This week we'll look at the hows and whys of growing gourds, on both an ornamental or functional level. Related to squash and cucumbers, few varieties are popular as edibles, but numerous types can serve in various ways. Most of the work of producing gourds comes not with the growing but with how they are treated after the harvest. Curing and cleaning are the first steps in a process that can produce bird houses, feeders, nifty containers, or art objects.
A trip to the San Francisco Flower and Garden Show brought me face to face with a family of gourds that were watching me as I was watching them. This whimsical art form has been mastered by a garden artist named Betty Finch, and she does wonderful things with gourds big and small. Don't miss the slide show!
This year I'm making some changes in my vegetable garden layout, and moving some of it closer to the kitchen door. On the way, we'll look at a brief history of the term 'kitchen garden' and find out what things usually grow there.
Put some new colors in your garden by planting and growing purple asparagus. This springtime taste treat is guaranteed to be as tasty as the traditional green varieties, and some say it's sweeter and more tender because it has a 20% higher natural sugar content. Add to that the high levels of anthocyanins that give it the purple color and some great health benefits such as anti-inflammatory and anti-cancerous properties. It's not readily available in stores, so you might as well listen to this week's show and learn to grow your own.
One of the major markets for mint occurs during the Kentucky Derby, when mint juleps are served up to anyone with a desire to taste them and toast the famous horseracing event. But the sharp taste and smell of mint makes it a major player not only at the racetrack, but in herb gardens, gourmet kitchens, and apothocary shops throughout the world. This week we'll investigate the many kinds of mint, and issue some well-intentioned warnings about planting it, in a way that will allow it to become a highlight and not a nightmare in your garden.
A new sensation is sweeping the nation of niche gardeners, and this week's show looks at the popularity of fairy gardens.
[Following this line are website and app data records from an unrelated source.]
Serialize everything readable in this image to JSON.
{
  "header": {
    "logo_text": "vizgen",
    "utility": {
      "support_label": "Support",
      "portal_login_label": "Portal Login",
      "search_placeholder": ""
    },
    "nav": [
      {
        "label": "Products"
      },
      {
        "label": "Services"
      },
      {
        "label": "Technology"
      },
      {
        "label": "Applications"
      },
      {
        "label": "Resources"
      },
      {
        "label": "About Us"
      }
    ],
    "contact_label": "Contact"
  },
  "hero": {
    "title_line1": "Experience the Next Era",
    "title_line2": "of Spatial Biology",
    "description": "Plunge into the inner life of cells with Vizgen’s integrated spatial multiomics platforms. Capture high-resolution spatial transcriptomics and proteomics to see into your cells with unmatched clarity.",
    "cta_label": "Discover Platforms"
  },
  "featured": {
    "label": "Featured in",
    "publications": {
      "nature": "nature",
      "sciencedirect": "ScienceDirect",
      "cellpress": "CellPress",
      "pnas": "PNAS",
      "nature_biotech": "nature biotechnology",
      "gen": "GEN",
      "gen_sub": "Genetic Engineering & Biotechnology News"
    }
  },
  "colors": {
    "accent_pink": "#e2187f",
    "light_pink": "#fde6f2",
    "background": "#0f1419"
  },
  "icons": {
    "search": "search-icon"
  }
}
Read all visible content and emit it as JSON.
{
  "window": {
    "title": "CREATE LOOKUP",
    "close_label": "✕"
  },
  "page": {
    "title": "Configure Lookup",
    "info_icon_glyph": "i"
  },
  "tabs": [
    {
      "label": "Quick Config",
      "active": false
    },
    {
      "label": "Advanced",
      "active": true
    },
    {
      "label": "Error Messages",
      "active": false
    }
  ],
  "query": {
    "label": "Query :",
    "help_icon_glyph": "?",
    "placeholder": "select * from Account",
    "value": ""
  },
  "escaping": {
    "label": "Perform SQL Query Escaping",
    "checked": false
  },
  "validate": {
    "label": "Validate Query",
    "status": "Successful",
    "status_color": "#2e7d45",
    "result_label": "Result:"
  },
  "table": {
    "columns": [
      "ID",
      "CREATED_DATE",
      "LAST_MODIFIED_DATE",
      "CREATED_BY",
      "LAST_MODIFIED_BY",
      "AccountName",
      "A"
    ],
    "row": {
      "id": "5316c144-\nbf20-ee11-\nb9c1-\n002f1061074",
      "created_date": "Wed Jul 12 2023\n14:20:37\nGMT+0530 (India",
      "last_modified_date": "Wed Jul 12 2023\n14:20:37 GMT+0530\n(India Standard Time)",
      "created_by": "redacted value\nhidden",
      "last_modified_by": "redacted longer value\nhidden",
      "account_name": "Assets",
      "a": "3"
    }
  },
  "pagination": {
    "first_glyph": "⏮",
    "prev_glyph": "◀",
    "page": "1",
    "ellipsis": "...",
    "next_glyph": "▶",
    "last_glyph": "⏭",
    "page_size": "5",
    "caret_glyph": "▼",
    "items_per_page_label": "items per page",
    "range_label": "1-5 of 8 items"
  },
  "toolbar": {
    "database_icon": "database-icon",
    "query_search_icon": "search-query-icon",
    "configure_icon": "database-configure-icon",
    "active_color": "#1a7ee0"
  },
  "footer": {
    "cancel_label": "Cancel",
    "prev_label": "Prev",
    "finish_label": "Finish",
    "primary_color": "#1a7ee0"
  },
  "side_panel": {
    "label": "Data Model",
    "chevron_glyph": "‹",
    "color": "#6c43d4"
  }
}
We'll cover the background of fairies and why people decided to open their homes and gardens to them. We'll also look at some basics of plant selection and care of these minature landscapes.
Regular listeners to Growing on the High Plains may remember last September's story about the Survivor Tree that resides at the 9/11 World Trade Center site in New York City. This week we'll visit the middle of the country to talk about another heroic tree that survived the bombing of the Murrah Federal Building in Oklahoma City on April 19, 1995. Twenty years ago the tree was thought of as another casualty of that brutal and outrageous act. But today the American Elm stands tall and graceful, spreading its limbs to provide shade and comfort to all who visit the outdoor memorial. Join us to learn of the history and to pay tribute to this botanical hero.
There are lots of reasons, pro and con, for living in California, but perhaps one of the best reasons for putting down roots has to do with a citrus treat called the Meyer lemon. A cross between a lemon and an orange, they came to the U.S. by way of China in the early 1900s. They have soft skins and lots of juice, and because of that they were never developed as a commercial lemon, capable of being shipped across the country. Instead they became a homeowner's favorite, growing in backyards and providing flavorful fruit on nearly a year-round basis. Rarely seen at inland stores and markets, they are one of many things that make travelling to sunny California so enjoyable.